== Segment start ==

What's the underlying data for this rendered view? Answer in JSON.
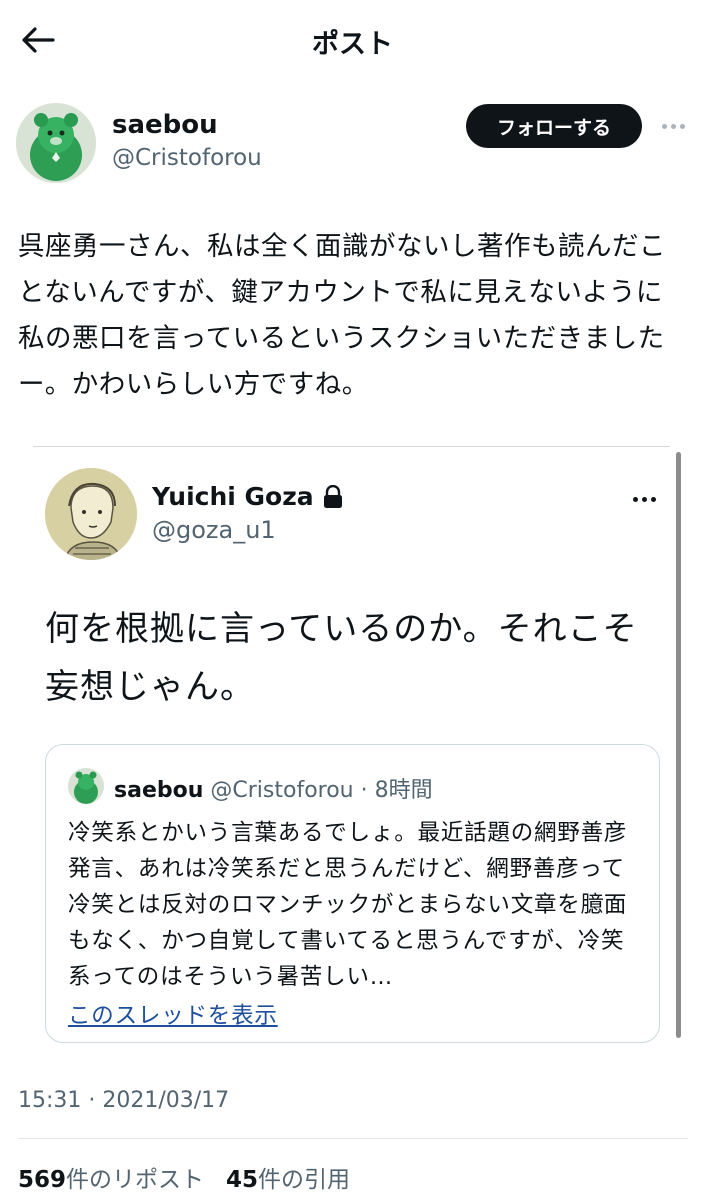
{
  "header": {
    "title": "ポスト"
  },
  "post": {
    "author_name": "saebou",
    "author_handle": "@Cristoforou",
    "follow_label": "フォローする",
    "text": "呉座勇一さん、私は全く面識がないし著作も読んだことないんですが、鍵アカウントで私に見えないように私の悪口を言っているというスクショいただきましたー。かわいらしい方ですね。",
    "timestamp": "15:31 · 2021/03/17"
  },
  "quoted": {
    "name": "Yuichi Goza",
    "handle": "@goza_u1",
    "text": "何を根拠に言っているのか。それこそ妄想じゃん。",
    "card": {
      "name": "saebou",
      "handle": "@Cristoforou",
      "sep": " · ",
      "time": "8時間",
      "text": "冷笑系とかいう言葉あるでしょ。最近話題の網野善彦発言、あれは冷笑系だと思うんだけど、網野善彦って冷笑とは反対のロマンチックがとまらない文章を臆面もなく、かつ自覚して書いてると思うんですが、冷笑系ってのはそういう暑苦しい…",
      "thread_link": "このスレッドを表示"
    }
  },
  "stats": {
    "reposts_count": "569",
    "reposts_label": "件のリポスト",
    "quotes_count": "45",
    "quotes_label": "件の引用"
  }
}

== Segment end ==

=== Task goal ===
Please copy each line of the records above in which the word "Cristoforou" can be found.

=== The answer ===
    "author_handle": "@Cristoforou",
      "handle": "@Cristoforou",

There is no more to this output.